by Kristen Ulery
According to the U.S. Department of Labor, unemployment dropped from 10 percent to 9.7 percent nationally this past month, scoring a small victory for the struggling U.S. economy. With so few jobs available for graduates, Goshen College’s Career Services is trying to prepare students for the bleak job market.
Super Tuesday, a mock interview event where students talk with professionals and are given feedback on their presentation, was held this past Tuesday in the College Church’s Fellowship Hall. Students arrived in professional dress, carrying their completed resumes and ready to be interviewed.
Anita Yoder, Director of Career Services, listed some important things to be aware of when interviews begin.
“Firm handshake, correct posture, eye contact, smile, and high energy level,” she suggested.
Yoder also shared that an interview begins when the first contact is made. This means that phone calls should begin with an introduction, use professional language, and leave contact information. E-mails must be well-written and prompt (a response should not be later than 24-48 hours) and a professional e-mail account must be created. After an interview, make sure to follow-up with a personal e-mail or a handwritten thank-you. Finally, take every opportunity to network; it’s how most people find jobs. A popular networking site for professionals is LinkedIn (www.LinkedIn.com), which allows users to reconnect with old colleagues or classmates, locate job or business opportunities and share industry advice.
Tim Blaum, senior communication major, stated, “I hope that my interviewer can give me tips for what I did well and what I can improve to make a ‘real’ interview more successful.”
When interviewing Elena Histand, senior math education major, Bob Duell, the previous superintendent of Goshen Community Schools, opened with the statement, “Tell me a little bit about yourself.”
Histand mentioned that her mom works as an educator, a point Duell appreciated. Duell later stated that “you want the interviewer to drop the pencil and stare at you.” Duell was looking for information that would set Histand apart from everyone else.

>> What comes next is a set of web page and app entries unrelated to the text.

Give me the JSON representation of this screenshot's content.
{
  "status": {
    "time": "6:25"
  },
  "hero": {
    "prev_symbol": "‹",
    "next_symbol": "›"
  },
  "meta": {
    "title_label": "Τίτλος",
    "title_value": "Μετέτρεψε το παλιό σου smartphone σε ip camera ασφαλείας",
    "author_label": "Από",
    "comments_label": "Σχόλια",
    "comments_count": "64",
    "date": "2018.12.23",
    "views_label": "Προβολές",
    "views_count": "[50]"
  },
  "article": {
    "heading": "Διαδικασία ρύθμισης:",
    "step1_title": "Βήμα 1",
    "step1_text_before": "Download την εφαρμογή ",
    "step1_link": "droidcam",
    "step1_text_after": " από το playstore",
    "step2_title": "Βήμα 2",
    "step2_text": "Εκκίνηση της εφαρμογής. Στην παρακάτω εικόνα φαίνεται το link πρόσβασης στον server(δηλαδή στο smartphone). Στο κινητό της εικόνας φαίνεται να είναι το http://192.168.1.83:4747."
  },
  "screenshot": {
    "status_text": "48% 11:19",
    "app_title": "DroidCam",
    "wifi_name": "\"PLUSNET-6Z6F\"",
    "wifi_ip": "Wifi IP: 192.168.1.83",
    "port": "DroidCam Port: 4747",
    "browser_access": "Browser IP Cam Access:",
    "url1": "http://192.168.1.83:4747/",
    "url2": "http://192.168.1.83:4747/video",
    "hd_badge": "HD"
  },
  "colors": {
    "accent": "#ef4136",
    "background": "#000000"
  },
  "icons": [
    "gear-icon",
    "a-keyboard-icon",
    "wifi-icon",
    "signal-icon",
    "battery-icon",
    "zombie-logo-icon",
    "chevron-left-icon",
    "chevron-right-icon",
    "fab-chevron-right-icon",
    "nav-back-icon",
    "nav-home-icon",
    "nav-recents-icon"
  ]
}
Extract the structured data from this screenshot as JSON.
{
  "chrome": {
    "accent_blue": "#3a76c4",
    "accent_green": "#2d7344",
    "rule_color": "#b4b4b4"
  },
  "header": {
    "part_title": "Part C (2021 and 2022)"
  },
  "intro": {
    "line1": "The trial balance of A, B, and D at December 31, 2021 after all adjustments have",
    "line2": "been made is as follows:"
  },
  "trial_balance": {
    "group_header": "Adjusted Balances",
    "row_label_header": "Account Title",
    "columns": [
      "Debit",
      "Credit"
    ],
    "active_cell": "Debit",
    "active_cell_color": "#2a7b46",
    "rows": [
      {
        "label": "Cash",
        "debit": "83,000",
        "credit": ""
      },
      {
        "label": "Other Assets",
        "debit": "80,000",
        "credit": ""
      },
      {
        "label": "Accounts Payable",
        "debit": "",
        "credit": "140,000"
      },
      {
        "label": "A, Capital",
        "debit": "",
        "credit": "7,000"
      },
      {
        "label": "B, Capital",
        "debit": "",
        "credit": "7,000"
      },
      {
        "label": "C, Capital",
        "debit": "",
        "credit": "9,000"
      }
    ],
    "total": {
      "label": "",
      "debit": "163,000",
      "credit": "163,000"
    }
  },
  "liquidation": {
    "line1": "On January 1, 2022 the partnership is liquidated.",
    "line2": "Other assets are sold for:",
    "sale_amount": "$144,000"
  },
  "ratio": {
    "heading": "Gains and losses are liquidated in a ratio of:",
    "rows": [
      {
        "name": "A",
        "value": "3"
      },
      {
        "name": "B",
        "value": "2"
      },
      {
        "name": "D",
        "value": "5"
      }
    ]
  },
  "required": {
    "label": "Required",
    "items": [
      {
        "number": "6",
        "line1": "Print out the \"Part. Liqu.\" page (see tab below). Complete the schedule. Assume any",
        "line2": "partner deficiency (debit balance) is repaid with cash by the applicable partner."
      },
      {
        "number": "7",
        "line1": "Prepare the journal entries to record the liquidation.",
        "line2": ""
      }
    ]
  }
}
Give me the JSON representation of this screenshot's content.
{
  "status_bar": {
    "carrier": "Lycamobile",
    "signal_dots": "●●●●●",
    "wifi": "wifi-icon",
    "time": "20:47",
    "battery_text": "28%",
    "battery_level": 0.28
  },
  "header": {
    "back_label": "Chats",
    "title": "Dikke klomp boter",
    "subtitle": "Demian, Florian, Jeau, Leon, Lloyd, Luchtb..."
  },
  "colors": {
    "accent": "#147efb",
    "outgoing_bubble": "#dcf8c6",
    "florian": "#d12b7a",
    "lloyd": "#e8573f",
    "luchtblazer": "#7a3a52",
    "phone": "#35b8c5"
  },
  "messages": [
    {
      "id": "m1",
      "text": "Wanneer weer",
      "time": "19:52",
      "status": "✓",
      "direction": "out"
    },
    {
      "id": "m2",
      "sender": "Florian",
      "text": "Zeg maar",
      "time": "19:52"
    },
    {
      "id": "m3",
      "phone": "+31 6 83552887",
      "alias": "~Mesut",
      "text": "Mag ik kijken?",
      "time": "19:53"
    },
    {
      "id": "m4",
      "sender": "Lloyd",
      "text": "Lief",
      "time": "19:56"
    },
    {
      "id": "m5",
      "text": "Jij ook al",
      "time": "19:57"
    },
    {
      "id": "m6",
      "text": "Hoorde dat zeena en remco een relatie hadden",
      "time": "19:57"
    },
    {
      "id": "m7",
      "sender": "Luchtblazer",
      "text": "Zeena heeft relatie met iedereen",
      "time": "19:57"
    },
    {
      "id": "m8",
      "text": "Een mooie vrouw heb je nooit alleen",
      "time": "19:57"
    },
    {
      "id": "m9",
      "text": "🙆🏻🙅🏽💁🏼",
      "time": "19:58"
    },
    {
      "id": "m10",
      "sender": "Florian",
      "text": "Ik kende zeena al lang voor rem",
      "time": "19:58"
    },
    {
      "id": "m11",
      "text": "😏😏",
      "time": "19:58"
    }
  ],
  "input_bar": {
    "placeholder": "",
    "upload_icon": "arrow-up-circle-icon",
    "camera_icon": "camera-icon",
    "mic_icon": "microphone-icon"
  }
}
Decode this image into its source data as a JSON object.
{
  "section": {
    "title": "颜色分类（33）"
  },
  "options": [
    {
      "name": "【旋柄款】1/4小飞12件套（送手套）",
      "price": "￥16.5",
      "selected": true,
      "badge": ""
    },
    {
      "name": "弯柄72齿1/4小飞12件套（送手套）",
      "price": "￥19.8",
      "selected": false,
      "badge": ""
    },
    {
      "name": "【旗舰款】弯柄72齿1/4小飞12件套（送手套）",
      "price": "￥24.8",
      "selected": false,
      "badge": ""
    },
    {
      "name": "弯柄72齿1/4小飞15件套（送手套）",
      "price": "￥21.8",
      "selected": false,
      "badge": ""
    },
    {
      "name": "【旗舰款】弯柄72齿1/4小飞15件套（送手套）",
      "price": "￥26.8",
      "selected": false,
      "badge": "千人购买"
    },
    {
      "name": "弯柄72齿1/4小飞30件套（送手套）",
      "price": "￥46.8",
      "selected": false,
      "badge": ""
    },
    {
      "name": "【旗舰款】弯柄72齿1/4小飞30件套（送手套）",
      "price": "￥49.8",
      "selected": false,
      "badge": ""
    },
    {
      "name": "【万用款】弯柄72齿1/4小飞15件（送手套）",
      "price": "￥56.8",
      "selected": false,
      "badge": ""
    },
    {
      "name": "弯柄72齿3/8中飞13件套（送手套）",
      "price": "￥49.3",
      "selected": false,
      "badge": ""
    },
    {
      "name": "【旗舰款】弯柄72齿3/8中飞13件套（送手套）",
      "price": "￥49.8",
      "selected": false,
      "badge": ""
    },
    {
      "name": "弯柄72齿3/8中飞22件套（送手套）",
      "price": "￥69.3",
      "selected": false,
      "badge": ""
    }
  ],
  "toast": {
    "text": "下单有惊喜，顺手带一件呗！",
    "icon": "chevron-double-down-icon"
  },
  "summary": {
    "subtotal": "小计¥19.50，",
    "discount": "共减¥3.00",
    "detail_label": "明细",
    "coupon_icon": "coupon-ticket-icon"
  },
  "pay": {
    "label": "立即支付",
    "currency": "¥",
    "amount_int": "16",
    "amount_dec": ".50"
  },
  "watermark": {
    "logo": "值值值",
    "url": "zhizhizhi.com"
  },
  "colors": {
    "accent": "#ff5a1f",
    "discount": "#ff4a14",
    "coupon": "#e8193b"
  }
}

Duell presented Histand with a series of questions that would provide insight into her classroom philosophies about relationships, engaging instructional strategies and assessment.
Duell later commented that throughout Histand’s interview, her desire to form relationships with students was evident.
“More than the material, it’s knowing the students,” Histand said during the interview.
The interview ended with Duell asking what questions Histand had for her.
Histand asked questions that illustrated she had researched Goshen Community Schools.
Duell’s advice for this portion of the interview is, “Don’t be afraid to ask hard questions. You’re also interviewing the school.”
The interview ended with a firm handshake and cordial good-byes.
“Being able to have a practice interview that mimics a real interview,” Histand states, “was helpful in lending me some confidence as I look towards that step in the process. I’ve been looking at a variety of job banks on the Internet, and I have a few school districts that I am keeping closer tabs on. In general, I’m just a little more attuned to listening for job openings than I might be otherwise.”
After the Super Tuesday, a majority of students felt better prepared for upcoming job interviews.
Career Services created a “Reality Check List” for upcoming graduates. Peruse the list and check off the completed tasks for the greatest amount of success in a job search.
1) I have a resume that effectively describes my current skills, abilities and value.
2) I know how to write a cover letter and tailor it for a specific position.
3) I have completed a practice interview and have appropriate interviewing attire.
4.) I know what skills employers seek and can articulate my strongest skills and abilities.
5) I have a professional voicemail and email address.
6) I understand the importance of networking in achieving my career goals.
7) I know how to research industries, companies, and job opportunities.
8) I understand the average job search can take several months.